## Work task
Each record needs to be echoed exactly; can you do that?

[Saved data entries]
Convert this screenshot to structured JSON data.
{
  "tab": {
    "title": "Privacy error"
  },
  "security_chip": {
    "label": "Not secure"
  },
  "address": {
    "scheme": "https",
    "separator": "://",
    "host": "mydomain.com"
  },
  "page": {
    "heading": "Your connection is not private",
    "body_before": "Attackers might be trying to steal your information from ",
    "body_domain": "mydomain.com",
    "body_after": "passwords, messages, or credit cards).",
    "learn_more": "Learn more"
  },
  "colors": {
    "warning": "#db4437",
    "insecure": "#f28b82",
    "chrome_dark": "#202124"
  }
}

## Reply
Convert this screenshot to structured JSON data.
{
  "tab": {
    "title": "Privacy error"
  },
  "security_chip": {
    "label": "Not secure"
  },
  "address": {
    "scheme": "https",
    "separator": "://",
    "host": "mydomain.com"
  },
  "page": {
    "heading": "Your connection is not private",
    "body_before": "Attackers might be trying to steal your information from ",
    "body_domain": "mydomain.com",
    "body_after": "passwords, messages, or credit cards).",
    "learn_more": "Learn more"
  },
  "colors": {
    "warning": "#db4437",
    "insecure": "#f28b82",
    "chrome_dark": "#202124"
  }
}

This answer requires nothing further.